### Task to complete
Word for word, print all of the entries below.
[Provided data Boundary: Start]
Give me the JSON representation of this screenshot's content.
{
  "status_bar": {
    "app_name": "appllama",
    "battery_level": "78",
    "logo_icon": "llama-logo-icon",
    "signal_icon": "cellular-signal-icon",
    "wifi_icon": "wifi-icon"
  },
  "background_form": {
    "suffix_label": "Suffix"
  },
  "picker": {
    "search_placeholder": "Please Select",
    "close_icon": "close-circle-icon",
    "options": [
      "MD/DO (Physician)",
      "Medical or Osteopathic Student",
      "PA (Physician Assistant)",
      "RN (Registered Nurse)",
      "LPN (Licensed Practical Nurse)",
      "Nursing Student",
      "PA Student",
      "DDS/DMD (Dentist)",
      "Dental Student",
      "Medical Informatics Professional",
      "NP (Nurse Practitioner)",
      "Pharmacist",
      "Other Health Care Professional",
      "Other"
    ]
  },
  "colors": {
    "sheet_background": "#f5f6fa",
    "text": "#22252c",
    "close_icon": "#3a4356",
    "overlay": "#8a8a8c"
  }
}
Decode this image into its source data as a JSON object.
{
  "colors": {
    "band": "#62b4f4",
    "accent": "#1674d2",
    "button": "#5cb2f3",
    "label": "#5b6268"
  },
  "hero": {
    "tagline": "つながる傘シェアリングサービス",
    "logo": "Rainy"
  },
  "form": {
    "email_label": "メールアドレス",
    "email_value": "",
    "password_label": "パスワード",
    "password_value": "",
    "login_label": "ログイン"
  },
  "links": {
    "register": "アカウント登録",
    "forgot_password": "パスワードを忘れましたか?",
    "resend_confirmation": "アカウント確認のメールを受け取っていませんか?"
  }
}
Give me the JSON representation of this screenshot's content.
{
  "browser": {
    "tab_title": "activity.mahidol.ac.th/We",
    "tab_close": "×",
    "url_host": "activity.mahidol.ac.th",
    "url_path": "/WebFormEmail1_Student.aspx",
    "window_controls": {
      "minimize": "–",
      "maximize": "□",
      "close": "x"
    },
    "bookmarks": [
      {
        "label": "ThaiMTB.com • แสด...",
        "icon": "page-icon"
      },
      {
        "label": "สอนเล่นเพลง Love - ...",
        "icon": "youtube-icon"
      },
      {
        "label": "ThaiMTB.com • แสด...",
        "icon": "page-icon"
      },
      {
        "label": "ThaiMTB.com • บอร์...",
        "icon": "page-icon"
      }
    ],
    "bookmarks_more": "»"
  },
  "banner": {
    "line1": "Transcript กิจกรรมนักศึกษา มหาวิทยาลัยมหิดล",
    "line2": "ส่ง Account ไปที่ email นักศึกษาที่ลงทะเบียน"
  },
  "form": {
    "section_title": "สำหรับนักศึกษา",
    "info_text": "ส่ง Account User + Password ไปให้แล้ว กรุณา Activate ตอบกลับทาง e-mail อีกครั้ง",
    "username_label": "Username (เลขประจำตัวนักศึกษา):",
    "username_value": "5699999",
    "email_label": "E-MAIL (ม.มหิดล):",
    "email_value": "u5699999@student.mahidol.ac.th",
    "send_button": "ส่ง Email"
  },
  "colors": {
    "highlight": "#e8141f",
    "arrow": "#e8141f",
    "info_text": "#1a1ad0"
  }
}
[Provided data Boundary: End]
### Solution for this problem
Give me the JSON representation of this screenshot's content.
{
  "status_bar": {
    "app_name": "appllama",
    "battery_level": "78",
    "logo_icon": "llama-logo-icon",
    "signal_icon": "cellular-signal-icon",
    "wifi_icon": "wifi-icon"
  },
  "background_form": {
    "suffix_label": "Suffix"
  },
  "picker": {
    "search_placeholder": "Please Select",
    "close_icon": "close-circle-icon",
    "options": [
      "MD/DO (Physician)",
      "Medical or Osteopathic Student",
      "PA (Physician Assistant)",
      "RN (Registered Nurse)",
      "LPN (Licensed Practical Nurse)",
      "Nursing Student",
      "PA Student",
      "DDS/DMD (Dentist)",
      "Dental Student",
      "Medical Informatics Professional",
      "NP (Nurse Practitioner)",
      "Pharmacist",
      "Other Health Care Professional",
      "Other"
    ]
  },
  "colors": {
    "sheet_background": "#f5f6fa",
    "text": "#22252c",
    "close_icon": "#3a4356",
    "overlay": "#8a8a8c"
  }
}
Decode this image into its source data as a JSON object.
{
  "colors": {
    "band": "#62b4f4",
    "accent": "#1674d2",
    "button": "#5cb2f3",
    "label": "#5b6268"
  },
  "hero": {
    "tagline": "つながる傘シェアリングサービス",
    "logo": "Rainy"
  },
  "form": {
    "email_label": "メールアドレス",
    "email_value": "",
    "password_label": "パスワード",
    "password_value": "",
    "login_label": "ログイン"
  },
  "links": {
    "register": "アカウント登録",
    "forgot_password": "パスワードを忘れましたか?",
    "resend_confirmation": "アカウント確認のメールを受け取っていませんか?"
  }
}
Give me the JSON representation of this screenshot's content.
{
  "browser": {
    "tab_title": "activity.mahidol.ac.th/We",
    "tab_close": "×",
    "url_host": "activity.mahidol.ac.th",
    "url_path": "/WebFormEmail1_Student.aspx",
    "window_controls": {
      "minimize": "–",
      "maximize": "□",
      "close": "x"
    },
    "bookmarks": [
      {
        "label": "ThaiMTB.com • แสด...",
        "icon": "page-icon"
      },
      {
        "label": "สอนเล่นเพลง Love - ...",
        "icon": "youtube-icon"
      },
      {
        "label": "ThaiMTB.com • แสด...",
        "icon": "page-icon"
      },
      {
        "label": "ThaiMTB.com • บอร์...",
        "icon": "page-icon"
      }
    ],
    "bookmarks_more": "»"
  },
  "banner": {
    "line1": "Transcript กิจกรรมนักศึกษา มหาวิทยาลัยมหิดล",
    "line2": "ส่ง Account ไปที่ email นักศึกษาที่ลงทะเบียน"
  },
  "form": {
    "section_title": "สำหรับนักศึกษา",
    "info_text": "ส่ง Account User + Password ไปให้แล้ว กรุณา Activate ตอบกลับทาง e-mail อีกครั้ง",
    "username_label": "Username (เลขประจำตัวนักศึกษา):",
    "username_value": "5699999",
    "email_label": "E-MAIL (ม.มหิดล):",
    "email_value": "u5699999@student.mahidol.ac.th",
    "send_button": "ส่ง Email"
  },
  "colors": {
    "highlight": "#e8141f",
    "arrow": "#e8141f",
    "info_text": "#1a1ad0"
  }
}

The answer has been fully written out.